McGill, N. & McLeod, S. (2019, in press March). Aspirations for a website to support families’ active waiting for speech-language pathology. International Journal of Speech-Language Pathology.
It forms part of Nicole McGill's PhD and describes research undertaken as part of NSW Health Translational Research Grants Scheme grant "Waiting for Speech Pathology: Advice versus Device" awarded to Emily Davis, Sharynne McLeod, Katrina Rohr, Angela Roberts, Nicole McGill, and Katherine Miller. Congratulations!
Here is the abstract:
Purpose: Children sometimes wait 12 months or longer to access speech-language pathology services. Information on websites may support families’ active waiting for speech-language pathology; however, there are few user-friendly, evidence-based websites specifically designed for children and families for this purpose. The current study aimed to: (1) ascertain appropriate website content, format, features, and functions; (2) evaluate the quality of existing speech and language sites; and (3) obtain feedback on a prototype website.
Method: A 3-stage explanatory sequential mixed methods design was employed. Stage 1 involved 119 participants completing an online questionnaire recommending website content, format, features, and functions. Stage 2 involved evaluating the quality of 25 online sites about children’s speech and language. Stage 3 involved focus groups with 16 participants to explore aspirations and feedback on a website to support active waiting.
Result: Participants wanted information about strategies to stimulate children’s speech and language development, typical development, and services to access while waiting; simple web architecture, and high readability. High scoring sites contained evidence-based information from trustworthy sources. Strategies from the theory of preparative waiting arose in the focus groups (Giske & Gjengedal, 2007).
Conclusion: High-quality sites about children’s speech and language included easily identifiable, trustworthy sources of information.

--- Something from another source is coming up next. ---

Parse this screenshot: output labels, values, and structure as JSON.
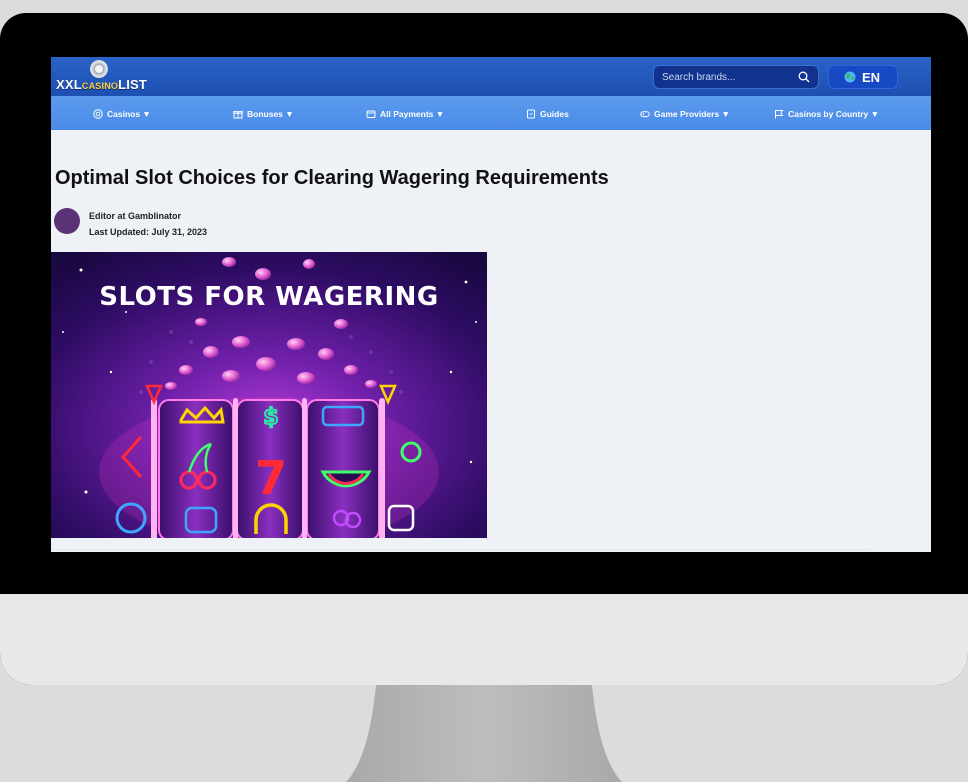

The theory of preparative waiting may be a viable framework informing waiting for speech-language pathology for children with speech and language difficulties.